The vulnerability, which is on by default in the NX, EX, AX, FX series of FireEye products, was FireEye last week, after researchers from Google’s Project Zero privately reported it. It made it possible for attackers to penetrate a network by sending one of its members a single malicious e-mail, even if it’s never opened. It’s not uncommon for outsiders to find such critical flaws in a security product. Still, the proof-of-concept exploit underscores that such game-over threats often extend to some of a network’s most critical equipment. As Google employee Tavis Ormandy explained in a blog post published Tuesday:
For networks with deployed FireEye devices, a vulnerability that can be exploited via the passive monitoring interface would be a nightmare scenario. This would mean an attacker would only have to send an email to a user to gain access to a persistent network tap—the recipient wouldn’t even have to read the email, just receiving it would be enough.
A network tap is one of the most privileged machines on the network, with access to employee’s email, passwords, downloads, browsing history, confidential attachments, everything. In some deployment configurations* an attacker could tamper with traffic, inserting backdoors or worse. Because FireEye devices typically have a secondary internet-connected interface for updates and management, the issue could even be wormable across the internet.
The devices are supposed to passively monitor network traffic from HTTP, FTP, SMTP connections. In instances where there’s a file transfer, the security appliance will scan it for malware. Ormandy and fellow Project Zero researcher Natalie Silvanovich found a vulnerability that can be exploited through such a passive monitoring interface. The researchers used the JODE Java decompiler to reverse engineer Java Archive files used by the FireEye devices. They then figured out a way to get the appliance to execute a malicious archive file by mimicking some of the same features found in legitimate ones.
“Putting these steps together, an attacker can send an e-mail to a user or get them to click a link, and completely compromise one of the most privileged machines on the network,” the researchers reported. “This allows exfiltration of confidential data, tampering with traffic, lateral movement around networks and even self-propagating internet worms.”
In a statement, a FireEye spokesman wrote:

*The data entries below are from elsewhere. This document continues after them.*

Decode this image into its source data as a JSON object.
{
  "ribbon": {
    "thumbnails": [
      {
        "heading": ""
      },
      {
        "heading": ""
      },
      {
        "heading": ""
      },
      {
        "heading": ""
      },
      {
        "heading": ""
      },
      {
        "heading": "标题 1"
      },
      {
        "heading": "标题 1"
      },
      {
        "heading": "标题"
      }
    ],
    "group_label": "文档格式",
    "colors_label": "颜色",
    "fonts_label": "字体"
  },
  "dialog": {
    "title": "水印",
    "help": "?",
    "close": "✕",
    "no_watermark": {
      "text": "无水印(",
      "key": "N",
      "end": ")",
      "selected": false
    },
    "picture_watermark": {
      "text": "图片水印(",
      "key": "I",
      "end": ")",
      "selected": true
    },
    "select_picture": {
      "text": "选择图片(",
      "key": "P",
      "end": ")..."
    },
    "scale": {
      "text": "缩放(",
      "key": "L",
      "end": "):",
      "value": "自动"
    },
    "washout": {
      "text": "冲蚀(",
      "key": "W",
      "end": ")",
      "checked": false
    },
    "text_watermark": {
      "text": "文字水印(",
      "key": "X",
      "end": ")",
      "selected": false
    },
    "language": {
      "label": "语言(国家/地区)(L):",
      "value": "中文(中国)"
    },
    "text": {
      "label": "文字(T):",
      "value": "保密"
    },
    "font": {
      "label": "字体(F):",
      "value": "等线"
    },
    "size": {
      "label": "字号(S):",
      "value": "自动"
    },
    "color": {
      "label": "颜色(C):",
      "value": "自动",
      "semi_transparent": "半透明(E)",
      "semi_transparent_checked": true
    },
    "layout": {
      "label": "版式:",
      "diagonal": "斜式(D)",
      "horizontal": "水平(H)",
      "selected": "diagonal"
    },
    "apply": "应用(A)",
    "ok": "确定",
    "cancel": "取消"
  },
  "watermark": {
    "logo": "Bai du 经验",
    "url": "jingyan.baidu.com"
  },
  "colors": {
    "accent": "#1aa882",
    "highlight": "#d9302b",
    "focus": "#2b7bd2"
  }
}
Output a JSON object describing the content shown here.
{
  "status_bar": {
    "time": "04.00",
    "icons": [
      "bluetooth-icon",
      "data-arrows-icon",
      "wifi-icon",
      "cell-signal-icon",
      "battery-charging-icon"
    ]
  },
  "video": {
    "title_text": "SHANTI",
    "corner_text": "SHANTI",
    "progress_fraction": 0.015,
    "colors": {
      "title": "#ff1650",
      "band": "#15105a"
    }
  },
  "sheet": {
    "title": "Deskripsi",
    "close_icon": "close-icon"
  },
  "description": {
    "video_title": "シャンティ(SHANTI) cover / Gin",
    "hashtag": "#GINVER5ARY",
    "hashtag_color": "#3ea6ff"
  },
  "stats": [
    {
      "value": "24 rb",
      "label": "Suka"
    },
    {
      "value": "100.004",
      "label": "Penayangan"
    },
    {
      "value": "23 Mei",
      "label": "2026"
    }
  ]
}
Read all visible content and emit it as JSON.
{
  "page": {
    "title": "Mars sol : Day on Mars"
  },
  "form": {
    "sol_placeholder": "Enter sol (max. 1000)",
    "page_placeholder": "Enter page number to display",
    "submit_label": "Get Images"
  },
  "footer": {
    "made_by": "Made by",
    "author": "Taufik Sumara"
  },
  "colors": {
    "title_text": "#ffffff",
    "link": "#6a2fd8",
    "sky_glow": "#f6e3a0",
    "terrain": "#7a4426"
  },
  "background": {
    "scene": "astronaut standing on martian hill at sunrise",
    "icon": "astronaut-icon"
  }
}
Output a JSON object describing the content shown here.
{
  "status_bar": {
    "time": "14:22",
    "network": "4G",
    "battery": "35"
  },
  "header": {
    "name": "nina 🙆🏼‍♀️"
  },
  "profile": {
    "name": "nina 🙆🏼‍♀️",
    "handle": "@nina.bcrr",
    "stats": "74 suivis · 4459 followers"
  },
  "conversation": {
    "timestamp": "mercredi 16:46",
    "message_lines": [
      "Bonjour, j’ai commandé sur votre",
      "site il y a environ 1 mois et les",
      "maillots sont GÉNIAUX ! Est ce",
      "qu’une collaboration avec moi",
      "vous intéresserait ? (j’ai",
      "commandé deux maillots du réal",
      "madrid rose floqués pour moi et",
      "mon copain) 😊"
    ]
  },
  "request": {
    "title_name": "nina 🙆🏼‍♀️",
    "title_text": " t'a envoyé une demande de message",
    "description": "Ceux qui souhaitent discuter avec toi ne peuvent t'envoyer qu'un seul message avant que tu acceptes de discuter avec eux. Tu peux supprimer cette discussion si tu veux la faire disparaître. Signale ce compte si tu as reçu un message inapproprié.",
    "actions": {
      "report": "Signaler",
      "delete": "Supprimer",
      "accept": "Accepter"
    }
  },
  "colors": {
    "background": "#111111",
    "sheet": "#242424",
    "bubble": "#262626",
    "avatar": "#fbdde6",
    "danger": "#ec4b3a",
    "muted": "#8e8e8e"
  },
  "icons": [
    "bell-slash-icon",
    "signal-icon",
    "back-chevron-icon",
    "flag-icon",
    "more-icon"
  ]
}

On Friday December 4, FireEye was informed of and confirmed a Remote Code Execution (RCE) vulnerability impacting our NX, EX, AX, and FX products by Google Project Zero’s Tavis Ormandy. FireEye had been engaged with and was supporting the Google Project Zero team prior to this discovery around the testing of our products.
We released an automated remediation to customers just 6 hours after notification, mitigating any customer exposure by Saturday morning, December 5th and released a full, automated fix on Monday, December 7. In addition, we will be releasing a fix to support our out-of-contract customers.
We are thankful for the opportunity to support researchers in the testing of our products and will continue to support their efforts and fully support their efforts to improve our products.
FireEye users should make sure their device is running security content release 427.334 or higher. The larger point is that highly privileged devices—and in some cases even normal antivirus software running on PCs—that are supposed to provide the last line of defense can also operate as the single point of failure that undoes most or all of an organization’s other defenses. If Google researchers can figure this out, so too can hackers working for criminal enterprises and governmental agencies. The answer isn’t necessarily to avoid such products, but it does mean people should recognize the risks and make informed decisions about whether the products ultimately make users more or less vulnerable.
SOURCE: Dan Goodin | Ars Technica